This column is the result of some major investigative reporting.
I asked people at social gatherings, mostly people I knew, to tell me the one alcoholic drink they would never have again, ever.
Everybody who ever imbibed had a story. Some had a few no-no drinks. A few people also had some drinking jokes. My research was exhaustive. First, the no-no drinks.
Old Grand-Dad, a Kentucky straight bourbon whiskey that’s been around since 1840. This whiskey was described by one reviewer as, “Not for the faint of heart.”
A middle-aged woman told me, “I got into a bottle of Old Grand-Dad when I was 14 years old. I threw up for days. Now, 30 years later, I can’t even smell whiskey without getting nauseated.”
A woman, whose no-no drink is called the “Widow Maker,” survived a night of drinking that thing and she listed the ingredients for us these many years later — vodka, Kahlua, Jägermeister and syrup.
No wonder it didn’t go well for her and she’s not forgotten it.
An old male friend answered immediately when I asked about his never-again drink.
“Grappa, and if you don’t believe me, just try drinking it to excess.”
I reminded him that Italians believe grappa aids digestion, often served in small glasses after a meal. It’s supposed to sooth the savage tummy. Then I reminded him that grappa is made of pomace, which is what they get after distilling the skins, seeds, stems and maybe other bits leftover from making wine.
I learned from other sources that grappa makers and lovers work hard to protect the reputation of the product. Real grappa must by made in Italy or in the Italian area of Switzerland.
Grappa gurus also say some Italians add grappa to espresso. The result is a “caffè corretto,” which in English means “corrected coffee.” I think my friend must have corrected his coffee way too much.
Other grappa enthusiasts allegedly drink milk between glasses of grappa at elaborate tasting events. A guy I know in St. Louis who drinks milk with scotch on the rocks, but he has other issues.
Grappa guzzlers say the milk restores the taste buds. My friend was tempted to blame the milk for his head-busting hangover, but I told him I'd never heard before that “blame the non-booze ingredients in cocktails” for the deferred pain complaint.
After these three columns about no-no drinks, I learned that people can laugh at their past booze miseries and most of them have stuck to their resolve to never drink THAT drink again.
Also important: They may hate the booze but love alcohol-based humor. Here are a couple of my favorites:
Two drunks are walking along. One says, “What a beautiful night, look at the moon.”
The other drunk says, “That’s not the moon, that’s the sun.”
As they argued another drunk walked by and they asked him to settle the dispute.

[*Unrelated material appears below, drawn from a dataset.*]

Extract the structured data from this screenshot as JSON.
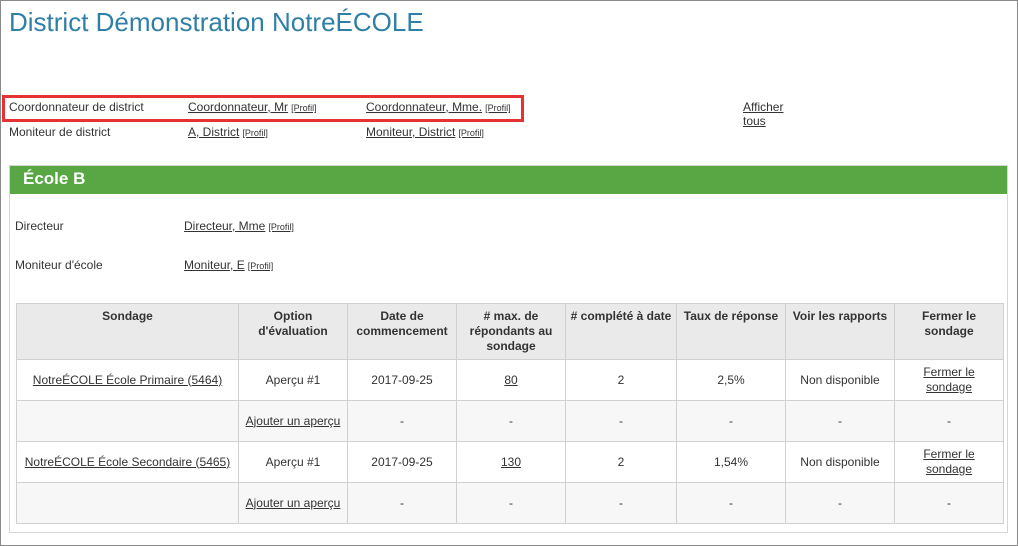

“Is that the shiny thing the sun or the moon?” The third drunk looked up and said, “Sorry, I don’t live around here.”
One more: Two drunks were walking along the railroad tracks. One of them says, “Man, all these steps are killing me!” The other drunk replies, “It’s not all these steps; it’s these darned low handrails!”